http://www.foreignpolicy.com/story/cms.php?story_id=2495&print=13 of 1412/17/07 1:06 PM
SIDEBAR: From Diversity to Dominance
population of the United States. They come across a 2,000-mile border historically marked simply by a line in the groundand a shallow river. This situation is unique for the United States and the world. No other First World country has such an extensive landfrontier with a Third World country. The significance of the long Mexican-U.S. border is enhanced by the economicdifferences between the two countries. “The income gap between the United States and Mexico,” Stanford Universityhistorian David Kennedy has pointed out, “is the largest between any two contiguous countries in the world.” Contiguityenables Mexican immigrants to remain in intimate contact with their families, friends, and home localities in Mexico asno other immigrants have been able to do.
| The causes of Mexican, as well as other, immigration are found in the demographic, economic, and politicaldynamics of the sending country and the economic, political, and social attractions of the United States. Contiguity,however, obviously encourages immigration. Mexican immigration increased steadily after 1965. About 640,000Mexicans legally migrated to the United States in the 1970s; 1,656,000 in the 1980s; and 2,249,000 in the 1990s. Inthose three decades, Mexicans accounted for 14 percent, 23 percent, and 25 percent of total legal immigration. Thesepercentages do not equal the rates of immigrants who came from Ireland between 1820 and 1860, or from Germany inthe 1850s and 1860s. Yet they are high compared to the highly dispersed sources of immigrants before World War I, andcompared to other contemporary immigrants. To them one must also add the huge numbers of Mexicans who each yearenter the United States illegally. Since the 1960s, the numbers of foreign-born people in the United States haveexpanded immensely, with Asians and Latin Americans replacing Europeans and Canadians, and diversity of sourcedramatically giving way to the dominance of one source: Mexico. Mexican immigrants constituted 27.6 percent of thetotal foreign-born U.S. population in 2000. The next largest contingents, Chinese andFilipinos, amounted to only 4.9 percent and 4.3 percent of the foreign-born population.In the 1990s, Mexicans composed more than half of the new Latin Americanimmigrants to the United States and, by 2000, Hispanics totaled about one half of allmigrants entering the continental United States. Hispanics composed 12 percent of thetotal U.S. population in 2000. This group increased by almost 10 percent from 2000 to 2002 and has now become largerthan blacks. It is estimated Hispanics may constitute up to 25 percent of the U.S. population by 2050. These changesare driven not just by immigration but also by fertility. In 2002, fertility rates in the United States were estimated at 1.8for non-Hispanic whites, 2.1 for blacks, and 3.0 for Hispanics. “This is the characteristic shape of developing countries,” The Economist commented in 2002. “As the bulge of Latinos enters peak child-bearing age in a decade or two, theLatino share of America's population will soar.” In the mid-19th century, English speakers from the British Isles dominated immigration into the United States. Thepre-World War I immigration was highly diversified linguistically, including many speakers of Italian, Polish, Russian,Yiddish, English, German, Swedish, and other languages. But now, for the first time in U.S. history, half of those enteringthe United States speak a single non-English language.

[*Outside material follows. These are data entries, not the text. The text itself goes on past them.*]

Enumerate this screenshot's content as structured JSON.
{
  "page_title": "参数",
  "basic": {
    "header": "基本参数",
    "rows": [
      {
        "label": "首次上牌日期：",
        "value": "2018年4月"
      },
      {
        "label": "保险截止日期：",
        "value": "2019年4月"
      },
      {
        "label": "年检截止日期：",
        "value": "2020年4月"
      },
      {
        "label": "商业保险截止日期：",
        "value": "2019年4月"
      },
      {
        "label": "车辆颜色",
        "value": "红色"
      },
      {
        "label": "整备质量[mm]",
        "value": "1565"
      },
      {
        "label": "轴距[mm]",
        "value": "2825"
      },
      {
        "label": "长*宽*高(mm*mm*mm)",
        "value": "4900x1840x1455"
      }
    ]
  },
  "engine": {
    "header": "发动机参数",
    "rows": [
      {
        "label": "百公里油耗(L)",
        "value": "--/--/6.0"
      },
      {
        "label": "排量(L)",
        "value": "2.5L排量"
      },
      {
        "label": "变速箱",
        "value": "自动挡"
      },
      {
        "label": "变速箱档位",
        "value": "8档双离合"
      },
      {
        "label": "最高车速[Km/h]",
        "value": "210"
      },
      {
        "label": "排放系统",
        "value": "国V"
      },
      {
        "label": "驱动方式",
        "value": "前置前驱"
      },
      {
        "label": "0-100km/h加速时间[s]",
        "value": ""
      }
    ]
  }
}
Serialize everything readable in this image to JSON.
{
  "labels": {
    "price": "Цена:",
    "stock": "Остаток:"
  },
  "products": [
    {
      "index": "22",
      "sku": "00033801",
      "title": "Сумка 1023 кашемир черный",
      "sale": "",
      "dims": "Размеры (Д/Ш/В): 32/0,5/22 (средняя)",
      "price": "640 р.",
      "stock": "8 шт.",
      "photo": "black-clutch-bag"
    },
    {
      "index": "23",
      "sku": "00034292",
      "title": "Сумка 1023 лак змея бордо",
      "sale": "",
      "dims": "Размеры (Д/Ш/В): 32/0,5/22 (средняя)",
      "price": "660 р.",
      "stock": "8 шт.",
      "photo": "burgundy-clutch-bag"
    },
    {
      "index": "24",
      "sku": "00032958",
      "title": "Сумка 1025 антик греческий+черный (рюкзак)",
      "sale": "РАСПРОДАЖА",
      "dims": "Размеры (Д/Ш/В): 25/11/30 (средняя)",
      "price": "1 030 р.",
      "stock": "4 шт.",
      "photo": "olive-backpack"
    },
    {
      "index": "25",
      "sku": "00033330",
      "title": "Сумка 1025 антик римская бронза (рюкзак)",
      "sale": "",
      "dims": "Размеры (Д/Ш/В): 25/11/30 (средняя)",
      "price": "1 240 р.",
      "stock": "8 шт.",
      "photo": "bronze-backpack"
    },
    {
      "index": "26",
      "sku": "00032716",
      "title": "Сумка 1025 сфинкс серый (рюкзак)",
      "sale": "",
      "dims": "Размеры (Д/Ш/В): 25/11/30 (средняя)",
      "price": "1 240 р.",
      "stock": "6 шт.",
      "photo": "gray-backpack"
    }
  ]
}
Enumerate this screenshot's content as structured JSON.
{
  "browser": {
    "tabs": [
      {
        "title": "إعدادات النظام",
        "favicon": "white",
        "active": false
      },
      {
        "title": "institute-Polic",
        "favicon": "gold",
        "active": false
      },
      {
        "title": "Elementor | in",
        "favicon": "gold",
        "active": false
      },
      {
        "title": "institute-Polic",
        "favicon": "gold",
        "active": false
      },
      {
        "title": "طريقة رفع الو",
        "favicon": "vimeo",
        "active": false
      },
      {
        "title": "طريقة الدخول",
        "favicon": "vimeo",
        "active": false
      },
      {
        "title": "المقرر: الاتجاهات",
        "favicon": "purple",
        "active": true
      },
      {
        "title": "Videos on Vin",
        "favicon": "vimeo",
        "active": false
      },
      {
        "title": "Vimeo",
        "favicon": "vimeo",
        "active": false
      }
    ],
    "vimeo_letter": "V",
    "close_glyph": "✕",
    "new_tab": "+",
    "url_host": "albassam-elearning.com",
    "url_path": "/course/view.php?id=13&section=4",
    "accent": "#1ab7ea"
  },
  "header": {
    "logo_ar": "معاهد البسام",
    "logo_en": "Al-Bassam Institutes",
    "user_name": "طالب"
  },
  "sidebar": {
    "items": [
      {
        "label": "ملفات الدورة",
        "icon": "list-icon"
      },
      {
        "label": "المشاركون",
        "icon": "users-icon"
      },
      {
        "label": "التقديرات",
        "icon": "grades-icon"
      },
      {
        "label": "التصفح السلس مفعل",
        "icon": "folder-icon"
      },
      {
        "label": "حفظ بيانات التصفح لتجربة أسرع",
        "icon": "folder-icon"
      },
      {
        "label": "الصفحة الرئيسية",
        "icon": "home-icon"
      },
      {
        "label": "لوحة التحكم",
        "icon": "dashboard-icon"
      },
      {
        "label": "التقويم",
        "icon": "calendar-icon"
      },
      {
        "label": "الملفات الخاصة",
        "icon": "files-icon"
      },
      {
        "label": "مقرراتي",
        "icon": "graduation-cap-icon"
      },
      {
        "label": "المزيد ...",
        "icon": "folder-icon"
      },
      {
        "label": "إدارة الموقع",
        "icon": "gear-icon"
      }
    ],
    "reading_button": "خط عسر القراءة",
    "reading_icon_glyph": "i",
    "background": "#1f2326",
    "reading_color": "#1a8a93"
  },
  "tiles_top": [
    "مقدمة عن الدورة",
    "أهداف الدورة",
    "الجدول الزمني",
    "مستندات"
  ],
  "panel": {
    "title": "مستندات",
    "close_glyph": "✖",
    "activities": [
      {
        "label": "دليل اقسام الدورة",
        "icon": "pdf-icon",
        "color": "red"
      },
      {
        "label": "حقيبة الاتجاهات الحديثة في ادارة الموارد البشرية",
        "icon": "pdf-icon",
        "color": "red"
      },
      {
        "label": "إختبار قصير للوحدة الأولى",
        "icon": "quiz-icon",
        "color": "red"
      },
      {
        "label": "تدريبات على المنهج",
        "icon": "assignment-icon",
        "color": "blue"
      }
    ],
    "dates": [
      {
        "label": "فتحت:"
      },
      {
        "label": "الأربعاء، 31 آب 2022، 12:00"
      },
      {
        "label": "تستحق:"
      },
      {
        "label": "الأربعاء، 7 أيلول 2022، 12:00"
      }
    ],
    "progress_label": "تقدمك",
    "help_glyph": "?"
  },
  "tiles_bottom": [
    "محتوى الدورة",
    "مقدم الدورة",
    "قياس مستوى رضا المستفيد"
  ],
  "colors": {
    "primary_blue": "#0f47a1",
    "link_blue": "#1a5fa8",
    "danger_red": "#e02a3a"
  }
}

| Illegal entry into the United States is overwhelmingly a post-1965 and Mexican phenomenon. For almost acentury after the adoption of the U.S. Constitution, no national laws restricted or prohibited immigration, and only a fewstates imposed modest limits. During the following 90 years, illegal immigration was minimal and easily controlled. The1965 immigration law, the increased availability of transportation, and the intensified forces promoting Mexicanemigration drastically changed this situation. Apprehensions by the U.S. Border Patrol rose from 1.6 million in the 1960sto 8.3 million in the 1970s, 11.9 million in the 1980s, and 14.7 million in the 1990s. Estimates of the Mexicans whosuccessfully enter illegally each year range from 105,000 (according to a binational Mexican-American commission) to350,000 during the 1990s (according to the U.S. Immigration and Naturalization Service).The 1986 Immigration Reform and Control Act contained provisions to legalize the status of existing illegal immigrantsand to reduce future illegal immigration through employer sanctions and other means. The former goal was achieved:Some 3.1 million illegal immigrants, about 90 percent of them from Mexico, became legal “green card” residents of theUnited States. But the latter goal remains elusive. Estimates of the total number of illegal immigrants in the UnitedStates rose from 4 million in 1995 to 6 million in 1998, to 7 million in 2000, and to between 8 and 10 million by 2003.Mexicans accounted for 58 percent of the total illegal population in the United States in 1990; by 2000, an estimated 4.8million illegal Mexicans made up 69 percent of that population. In 2000, illegal Mexicans in the United States were 25times as numerous as the next largest contingent, from El Salvador.
| The U.S. Founding Fathers considered the dispersion of immigrants essential to their